Many crab owners opt for the sand and forest bedding combination, which not only makes the best substratum for crabs probably but also provides great digging consistency. The crushed coral is also a suitable substrate for hermit crabs; with many hermit crabs owners saying that their crabs love the crushed coral.

How You Should Set up the Substrate in the Hermit Crab’s Tank

Naturally, when it is time to melt, crabs dig underground for two reasons. First of all, they need the darkness that is buried to secrete the molting hormone (ecdysone). Secondly, they need the isolation and protection which is provided by being buried underground. An hermit crab which just dropped its exoskeleton cannot move until it gets hard and gets control of its muscle.

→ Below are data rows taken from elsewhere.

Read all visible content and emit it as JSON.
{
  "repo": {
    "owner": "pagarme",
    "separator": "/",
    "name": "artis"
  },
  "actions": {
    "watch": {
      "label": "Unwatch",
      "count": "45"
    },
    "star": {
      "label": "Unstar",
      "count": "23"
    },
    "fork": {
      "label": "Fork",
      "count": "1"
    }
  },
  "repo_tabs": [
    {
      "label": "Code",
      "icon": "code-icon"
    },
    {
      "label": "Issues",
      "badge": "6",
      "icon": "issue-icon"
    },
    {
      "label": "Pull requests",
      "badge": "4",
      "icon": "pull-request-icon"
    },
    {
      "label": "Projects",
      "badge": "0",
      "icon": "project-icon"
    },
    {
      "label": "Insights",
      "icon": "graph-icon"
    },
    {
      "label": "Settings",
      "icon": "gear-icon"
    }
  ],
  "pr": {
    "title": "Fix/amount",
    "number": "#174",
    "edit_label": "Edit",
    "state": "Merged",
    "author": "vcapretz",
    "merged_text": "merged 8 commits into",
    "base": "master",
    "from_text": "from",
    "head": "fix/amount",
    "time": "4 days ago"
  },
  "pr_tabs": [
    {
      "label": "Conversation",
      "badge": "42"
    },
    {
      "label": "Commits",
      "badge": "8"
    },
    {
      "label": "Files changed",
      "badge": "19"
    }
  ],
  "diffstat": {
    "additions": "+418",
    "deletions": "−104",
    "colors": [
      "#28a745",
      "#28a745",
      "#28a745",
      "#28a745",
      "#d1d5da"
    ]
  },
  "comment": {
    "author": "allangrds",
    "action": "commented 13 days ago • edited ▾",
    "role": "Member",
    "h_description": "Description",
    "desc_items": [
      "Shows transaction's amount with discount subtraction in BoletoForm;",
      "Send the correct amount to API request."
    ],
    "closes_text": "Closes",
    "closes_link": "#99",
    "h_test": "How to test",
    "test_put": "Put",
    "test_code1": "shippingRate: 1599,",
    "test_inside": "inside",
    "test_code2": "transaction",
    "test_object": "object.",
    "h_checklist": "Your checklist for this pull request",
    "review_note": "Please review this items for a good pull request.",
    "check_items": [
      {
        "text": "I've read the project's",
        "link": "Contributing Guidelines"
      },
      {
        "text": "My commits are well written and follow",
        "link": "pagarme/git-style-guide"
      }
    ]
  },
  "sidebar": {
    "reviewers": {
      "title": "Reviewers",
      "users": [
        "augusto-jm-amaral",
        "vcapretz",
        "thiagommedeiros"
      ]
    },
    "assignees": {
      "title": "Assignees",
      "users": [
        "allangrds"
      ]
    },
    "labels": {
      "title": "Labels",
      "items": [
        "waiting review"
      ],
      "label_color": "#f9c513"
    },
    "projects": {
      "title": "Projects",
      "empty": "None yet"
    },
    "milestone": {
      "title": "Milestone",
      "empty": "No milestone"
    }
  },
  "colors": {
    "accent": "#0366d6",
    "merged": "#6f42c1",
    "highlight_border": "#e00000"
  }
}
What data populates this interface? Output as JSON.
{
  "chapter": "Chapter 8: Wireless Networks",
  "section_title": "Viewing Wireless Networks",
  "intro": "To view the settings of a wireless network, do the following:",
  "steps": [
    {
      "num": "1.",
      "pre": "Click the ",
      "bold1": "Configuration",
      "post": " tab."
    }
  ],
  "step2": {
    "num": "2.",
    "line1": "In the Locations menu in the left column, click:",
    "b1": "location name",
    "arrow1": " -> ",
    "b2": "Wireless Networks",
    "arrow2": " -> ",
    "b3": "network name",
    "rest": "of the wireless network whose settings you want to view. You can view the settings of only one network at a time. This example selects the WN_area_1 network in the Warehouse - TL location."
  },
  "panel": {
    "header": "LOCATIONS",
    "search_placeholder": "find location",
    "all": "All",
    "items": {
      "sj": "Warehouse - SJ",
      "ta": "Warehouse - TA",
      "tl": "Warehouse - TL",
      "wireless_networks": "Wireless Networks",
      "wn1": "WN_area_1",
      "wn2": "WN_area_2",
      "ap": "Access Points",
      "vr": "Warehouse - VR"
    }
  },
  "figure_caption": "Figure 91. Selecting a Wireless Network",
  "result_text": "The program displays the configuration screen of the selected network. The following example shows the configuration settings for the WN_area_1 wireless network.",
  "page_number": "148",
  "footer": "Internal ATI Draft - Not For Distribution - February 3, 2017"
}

Typically, a moist, sandy/sandy mix is the best and safe substrate for hermit crabs. In order to simulate the substrate, use a moist mix of clean running sand and moist coconut fibre to cover the entire bottom of the crabitate. This helps with water retention. The aim is to create a deep moist substratum with minimal care while the hermit crabs are inhumed. Large hermit crabs can remain underground while they mold, for up to three months. So you won’t trouble them while they are most vulnerable. 

Humidity is crucial for hermit crabs to bury. You will want to maintain your substrate in a “sand -castle making consistency,” so that your crabs can dig and pack an underground cave and an airspace to molt. The dry sand is going to cave in as they try to bury. Fill in the mixture with purified or even salt water to maintain packing consistency. When crabs are buried, nebulise the surface so that the substratum does not dry until the carbs have reappeared from molting. When you are certain that no crabs are buried or molted, all you have to do is remove everything from the tank and add fresh water, to moisturize the substrate and to remix it thoroughly so that it is ready for the next crab to melt.

Wrapping Up 

Your Hermit crabs will not require an elaborate home but for their health to be conditioned by appropriate temperature and humidity. Infact, land hermit crabs are derived from warm tropical climates and therefore need to be survived in a warm, damp environment. For hermit crabs, sand is the substrate of choice as they like to burrow into it. Sand found freely on a playground or in home stores works well and is low cost, although aquarium sand is also fine. Crabs need room to mold and to grow (or to throw off their skin). The skin of your hermit crab does not grow and stretch out as it does with our skin, so it has to burrow very deep in the moist sand to melt. Your hermit crab’s body will stop with the molting process until it is dead, if there is inadequate space to molt.